(What to work on): Your task is to retype every entry exactly, omitting nothing.

Entries from a dataset of interfaces
================================

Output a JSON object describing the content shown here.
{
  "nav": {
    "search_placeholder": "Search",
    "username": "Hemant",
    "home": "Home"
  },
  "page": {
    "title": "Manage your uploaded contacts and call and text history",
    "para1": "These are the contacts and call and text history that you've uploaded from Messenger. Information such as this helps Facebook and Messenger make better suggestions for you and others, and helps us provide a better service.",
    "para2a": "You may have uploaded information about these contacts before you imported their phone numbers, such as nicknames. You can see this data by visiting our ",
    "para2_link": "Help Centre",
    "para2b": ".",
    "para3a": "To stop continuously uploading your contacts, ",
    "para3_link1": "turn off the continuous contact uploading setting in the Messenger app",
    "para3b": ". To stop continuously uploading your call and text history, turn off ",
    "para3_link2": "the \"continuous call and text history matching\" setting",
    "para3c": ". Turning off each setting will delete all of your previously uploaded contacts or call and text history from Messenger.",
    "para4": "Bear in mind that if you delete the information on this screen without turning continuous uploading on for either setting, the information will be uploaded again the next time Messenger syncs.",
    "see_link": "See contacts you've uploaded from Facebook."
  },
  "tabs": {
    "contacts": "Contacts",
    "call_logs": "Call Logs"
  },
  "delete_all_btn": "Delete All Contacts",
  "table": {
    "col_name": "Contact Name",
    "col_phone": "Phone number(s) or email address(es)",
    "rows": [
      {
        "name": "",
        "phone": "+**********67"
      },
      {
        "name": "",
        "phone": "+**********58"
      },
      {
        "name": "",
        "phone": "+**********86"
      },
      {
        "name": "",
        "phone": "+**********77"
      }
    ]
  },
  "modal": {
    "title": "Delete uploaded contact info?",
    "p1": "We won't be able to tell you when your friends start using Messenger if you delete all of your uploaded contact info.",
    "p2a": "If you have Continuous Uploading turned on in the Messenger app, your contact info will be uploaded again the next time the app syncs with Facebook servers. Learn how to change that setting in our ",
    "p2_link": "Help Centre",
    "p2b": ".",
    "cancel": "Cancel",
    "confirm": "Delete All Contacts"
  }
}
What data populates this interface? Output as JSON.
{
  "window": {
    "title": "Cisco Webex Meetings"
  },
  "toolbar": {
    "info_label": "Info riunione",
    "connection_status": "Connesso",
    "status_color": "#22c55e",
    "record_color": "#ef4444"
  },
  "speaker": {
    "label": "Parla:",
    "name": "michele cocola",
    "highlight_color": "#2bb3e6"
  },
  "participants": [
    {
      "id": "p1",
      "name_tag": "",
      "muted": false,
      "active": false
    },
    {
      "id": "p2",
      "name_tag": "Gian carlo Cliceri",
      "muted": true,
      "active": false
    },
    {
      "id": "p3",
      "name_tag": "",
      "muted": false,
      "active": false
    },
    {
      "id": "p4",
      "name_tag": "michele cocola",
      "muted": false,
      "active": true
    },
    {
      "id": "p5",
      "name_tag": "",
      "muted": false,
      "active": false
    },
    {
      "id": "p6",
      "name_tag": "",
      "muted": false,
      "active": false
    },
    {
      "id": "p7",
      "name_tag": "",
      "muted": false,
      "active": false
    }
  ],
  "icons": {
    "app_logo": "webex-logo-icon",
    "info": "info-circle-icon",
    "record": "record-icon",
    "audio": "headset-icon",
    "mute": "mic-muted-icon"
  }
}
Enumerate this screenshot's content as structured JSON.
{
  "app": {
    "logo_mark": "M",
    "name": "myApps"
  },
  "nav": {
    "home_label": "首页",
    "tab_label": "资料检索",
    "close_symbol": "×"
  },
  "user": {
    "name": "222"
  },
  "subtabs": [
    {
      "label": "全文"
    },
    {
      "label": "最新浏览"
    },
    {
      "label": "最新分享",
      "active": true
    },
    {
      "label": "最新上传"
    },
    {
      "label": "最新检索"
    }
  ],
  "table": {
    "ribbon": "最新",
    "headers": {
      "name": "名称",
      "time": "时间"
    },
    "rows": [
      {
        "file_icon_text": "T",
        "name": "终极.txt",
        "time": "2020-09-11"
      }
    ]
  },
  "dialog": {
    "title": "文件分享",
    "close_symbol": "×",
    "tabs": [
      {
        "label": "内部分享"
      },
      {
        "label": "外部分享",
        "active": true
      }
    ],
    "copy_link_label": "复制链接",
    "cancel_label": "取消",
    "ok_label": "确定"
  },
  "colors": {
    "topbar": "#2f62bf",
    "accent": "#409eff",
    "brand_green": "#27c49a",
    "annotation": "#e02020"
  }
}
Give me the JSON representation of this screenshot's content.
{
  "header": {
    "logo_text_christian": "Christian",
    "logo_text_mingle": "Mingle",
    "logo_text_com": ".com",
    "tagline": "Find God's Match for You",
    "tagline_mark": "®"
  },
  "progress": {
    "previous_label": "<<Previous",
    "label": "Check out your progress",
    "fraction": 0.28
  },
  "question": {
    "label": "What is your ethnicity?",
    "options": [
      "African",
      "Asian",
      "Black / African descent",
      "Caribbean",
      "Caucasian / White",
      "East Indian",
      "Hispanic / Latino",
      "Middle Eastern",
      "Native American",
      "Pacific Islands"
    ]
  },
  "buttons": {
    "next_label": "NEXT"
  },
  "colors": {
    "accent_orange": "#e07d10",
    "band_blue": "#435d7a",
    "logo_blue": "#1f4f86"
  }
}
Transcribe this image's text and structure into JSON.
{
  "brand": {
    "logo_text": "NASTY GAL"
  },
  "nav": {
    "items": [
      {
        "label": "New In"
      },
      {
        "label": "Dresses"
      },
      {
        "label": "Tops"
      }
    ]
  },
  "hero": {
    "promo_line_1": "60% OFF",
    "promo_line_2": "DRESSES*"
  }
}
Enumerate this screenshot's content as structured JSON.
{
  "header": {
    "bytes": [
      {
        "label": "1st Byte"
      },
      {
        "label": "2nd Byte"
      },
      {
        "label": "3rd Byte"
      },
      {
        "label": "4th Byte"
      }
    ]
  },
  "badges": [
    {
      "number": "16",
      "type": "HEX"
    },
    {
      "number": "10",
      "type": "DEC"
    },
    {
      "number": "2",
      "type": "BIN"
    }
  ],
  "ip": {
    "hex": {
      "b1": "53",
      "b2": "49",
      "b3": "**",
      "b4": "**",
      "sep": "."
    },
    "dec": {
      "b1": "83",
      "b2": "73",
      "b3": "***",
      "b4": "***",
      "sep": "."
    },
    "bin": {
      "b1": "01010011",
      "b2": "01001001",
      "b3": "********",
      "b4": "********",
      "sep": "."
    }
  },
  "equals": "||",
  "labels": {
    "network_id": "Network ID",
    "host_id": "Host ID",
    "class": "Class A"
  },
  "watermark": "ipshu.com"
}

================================

(Result of the exercise):
Output a JSON object describing the content shown here.
{
  "nav": {
    "search_placeholder": "Search",
    "username": "Hemant",
    "home": "Home"
  },
  "page": {
    "title": "Manage your uploaded contacts and call and text history",
    "para1": "These are the contacts and call and text history that you've uploaded from Messenger. Information such as this helps Facebook and Messenger make better suggestions for you and others, and helps us provide a better service.",
    "para2a": "You may have uploaded information about these contacts before you imported their phone numbers, such as nicknames. You can see this data by visiting our ",
    "para2_link": "Help Centre",
    "para2b": ".",
    "para3a": "To stop continuously uploading your contacts, ",
    "para3_link1": "turn off the continuous contact uploading setting in the Messenger app",
    "para3b": ". To stop continuously uploading your call and text history, turn off ",
    "para3_link2": "the \"continuous call and text history matching\" setting",
    "para3c": ". Turning off each setting will delete all of your previously uploaded contacts or call and text history from Messenger.",
    "para4": "Bear in mind that if you delete the information on this screen without turning continuous uploading on for either setting, the information will be uploaded again the next time Messenger syncs.",
    "see_link": "See contacts you've uploaded from Facebook."
  },
  "tabs": {
    "contacts": "Contacts",
    "call_logs": "Call Logs"
  },
  "delete_all_btn": "Delete All Contacts",
  "table": {
    "col_name": "Contact Name",
    "col_phone": "Phone number(s) or email address(es)",
    "rows": [
      {
        "name": "",
        "phone": "+**********67"
      },
      {
        "name": "",
        "phone": "+**********58"
      },
      {
        "name": "",
        "phone": "+**********86"
      },
      {
        "name": "",
        "phone": "+**********77"
      }
    ]
  },
  "modal": {
    "title": "Delete uploaded contact info?",
    "p1": "We won't be able to tell you when your friends start using Messenger if you delete all of your uploaded contact info.",
    "p2a": "If you have Continuous Uploading turned on in the Messenger app, your contact info will be uploaded again the next time the app syncs with Facebook servers. Learn how to change that setting in our ",
    "p2_link": "Help Centre",
    "p2b": ".",
    "cancel": "Cancel",
    "confirm": "Delete All Contacts"
  }
}
What data populates this interface? Output as JSON.
{
  "window": {
    "title": "Cisco Webex Meetings"
  },
  "toolbar": {
    "info_label": "Info riunione",
    "connection_status": "Connesso",
    "status_color": "#22c55e",
    "record_color": "#ef4444"
  },
  "speaker": {
    "label": "Parla:",
    "name": "michele cocola",
    "highlight_color": "#2bb3e6"
  },
  "participants": [
    {
      "id": "p1",
      "name_tag": "",
      "muted": false,
      "active": false
    },
    {
      "id": "p2",
      "name_tag": "Gian carlo Cliceri",
      "muted": true,
      "active": false
    },
    {
      "id": "p3",
      "name_tag": "",
      "muted": false,
      "active": false
    },
    {
      "id": "p4",
      "name_tag": "michele cocola",
      "muted": false,
      "active": true
    },
    {
      "id": "p5",
      "name_tag": "",
      "muted": false,
      "active": false
    },
    {
      "id": "p6",
      "name_tag": "",
      "muted": false,
      "active": false
    },
    {
      "id": "p7",
      "name_tag": "",
      "muted": false,
      "active": false
    }
  ],
  "icons": {
    "app_logo": "webex-logo-icon",
    "info": "info-circle-icon",
    "record": "record-icon",
    "audio": "headset-icon",
    "mute": "mic-muted-icon"
  }
}
Enumerate this screenshot's content as structured JSON.
{
  "app": {
    "logo_mark": "M",
    "name": "myApps"
  },
  "nav": {
    "home_label": "首页",
    "tab_label": "资料检索",
    "close_symbol": "×"
  },
  "user": {
    "name": "222"
  },
  "subtabs": [
    {
      "label": "全文"
    },
    {
      "label": "最新浏览"
    },
    {
      "label": "最新分享",
      "active": true
    },
    {
      "label": "最新上传"
    },
    {
      "label": "最新检索"
    }
  ],
  "table": {
    "ribbon": "最新",
    "headers": {
      "name": "名称",
      "time": "时间"
    },
    "rows": [
      {
        "file_icon_text": "T",
        "name": "终极.txt",
        "time": "2020-09-11"
      }
    ]
  },
  "dialog": {
    "title": "文件分享",
    "close_symbol": "×",
    "tabs": [
      {
        "label": "内部分享"
      },
      {
        "label": "外部分享",
        "active": true
      }
    ],
    "copy_link_label": "复制链接",
    "cancel_label": "取消",
    "ok_label": "确定"
  },
  "colors": {
    "topbar": "#2f62bf",
    "accent": "#409eff",
    "brand_green": "#27c49a",
    "annotation": "#e02020"
  }
}
Give me the JSON representation of this screenshot's content.
{
  "header": {
    "logo_text_christian": "Christian",
    "logo_text_mingle": "Mingle",
    "logo_text_com": ".com",
    "tagline": "Find God's Match for You",
    "tagline_mark": "®"
  },
  "progress": {
    "previous_label": "<<Previous",
    "label": "Check out your progress",
    "fraction": 0.28
  },
  "question": {
    "label": "What is your ethnicity?",
    "options": [
      "African",
      "Asian",
      "Black / African descent",
      "Caribbean",
      "Caucasian / White",
      "East Indian",
      "Hispanic / Latino",
      "Middle Eastern",
      "Native American",
      "Pacific Islands"
    ]
  },
  "buttons": {
    "next_label": "NEXT"
  },
  "colors": {
    "accent_orange": "#e07d10",
    "band_blue": "#435d7a",
    "logo_blue": "#1f4f86"
  }
}
Transcribe this image's text and structure into JSON.
{
  "brand": {
    "logo_text": "NASTY GAL"
  },
  "nav": {
    "items": [
      {
        "label": "New In"
      },
      {
        "label": "Dresses"
      },
      {
        "label": "Tops"
      }
    ]
  },
  "hero": {
    "promo_line_1": "60% OFF",
    "promo_line_2": "DRESSES*"
  }
}
Enumerate this screenshot's content as structured JSON.
{
  "header": {
    "bytes": [
      {
        "label": "1st Byte"
      },
      {
        "label": "2nd Byte"
      },
      {
        "label": "3rd Byte"
      },
      {
        "label": "4th Byte"
      }
    ]
  },
  "badges": [
    {
      "number": "16",
      "type": "HEX"
    },
    {
      "number": "10",
      "type": "DEC"
    },
    {
      "number": "2",
      "type": "BIN"
    }
  ],
  "ip": {
    "hex": {
      "b1": "53",
      "b2": "49",
      "b3": "**",
      "b4": "**",
      "sep": "."
    },
    "dec": {
      "b1": "83",
      "b2": "73",
      "b3": "***",
      "b4": "***",
      "sep": "."
    },
    "bin": {
      "b1": "01010011",
      "b2": "01001001",
      "b3": "********",
      "b4": "********",
      "sep": "."
    }
  },
  "equals": "||",
  "labels": {
    "network_id": "Network ID",
    "host_id": "Host ID",
    "class": "Class A"
  },
  "watermark": "ipshu.com"
}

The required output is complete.